Networking tips

There are few practical tips that can improve the effectiveness of your networking once you are feeling confident and interested in communicating in an authentic way.

  1. Know your elevator pitch

Most people I meet struggle with their elevator pitch – that is the first line used to introduce yourself. When I’m working with clients, I typically ask them to fine tune their pitch by imagining they are in a lift with the person they admire most in the world. If this person were to turn to you and ask “So, what do you do?”, how do you respond? Would you stumble and stutter for words? Or would you have an answer ready that is clear, authentic and passionate? If you haven’t already worked out a few versions of this pitch, now is the time.

  1. Dress appropriately

Research shows that it takes just seconds for people to form an opinion when they first meet someone. It’s natural to create our first opinion based on what we see – such as how the person is dressed and their personal appearance (stylish hair, clean nails, polished shoes etc). That means it’s important to consider the impression you are sending. What you say in the subsequent 30 seconds will then determine whether that person will want to learn more about you.

  1. Follow proper business card etiquette

It is a very rare day when I don’t have my business cards, but I’ve learned my lesson the hard way. I was once introduced to a high-profile female company director. She asked me for my business card but I didn’t have any with me. She told me in very direct terms that I must carry business cards at all times. Fast forward two years later, this same Director introduced me to a colleague. I spent 10 minutes fumbling in my unruly, large handbag to find my card. Another lesson learnt.

Ensure you always have a current business card. If you are between roles, then create a personal business card, including your social media details such as your LinkedIn profile. Get multiple business card holders so you have them in the bags and briefcases you use most.

At events, wear an outfit with pockets and place your business cards in your left pocket so that you can easily pull one out while you’re shaking hands or saying goodbye. The next day, it’s a good idea to contact each person you received a business card from with a “thank you” message and/or connect on social media. You should also file the business card and make note of where you met them and topics you discussed.

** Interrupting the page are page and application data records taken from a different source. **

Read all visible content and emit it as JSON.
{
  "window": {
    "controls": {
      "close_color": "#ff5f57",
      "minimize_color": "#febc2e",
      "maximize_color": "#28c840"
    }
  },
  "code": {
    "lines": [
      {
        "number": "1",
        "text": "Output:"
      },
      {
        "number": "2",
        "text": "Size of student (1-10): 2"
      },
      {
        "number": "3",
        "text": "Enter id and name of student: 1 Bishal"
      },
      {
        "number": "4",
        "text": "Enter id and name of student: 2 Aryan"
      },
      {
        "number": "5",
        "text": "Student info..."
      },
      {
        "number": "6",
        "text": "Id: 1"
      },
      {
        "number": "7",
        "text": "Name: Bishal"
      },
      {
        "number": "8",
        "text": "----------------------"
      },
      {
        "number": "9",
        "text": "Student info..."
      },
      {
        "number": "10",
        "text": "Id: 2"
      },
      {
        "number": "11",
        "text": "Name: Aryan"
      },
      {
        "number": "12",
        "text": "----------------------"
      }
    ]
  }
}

Building a strong network takes time but it’s mostly about putting in the effort. Invest in yourself by working to build your skills, such as public speaking, conversation, and memory and invest in others by attending relevant events with a genuine enthusiasm and desire to connect. If you approach networking with this mentality, you’re sure to find success.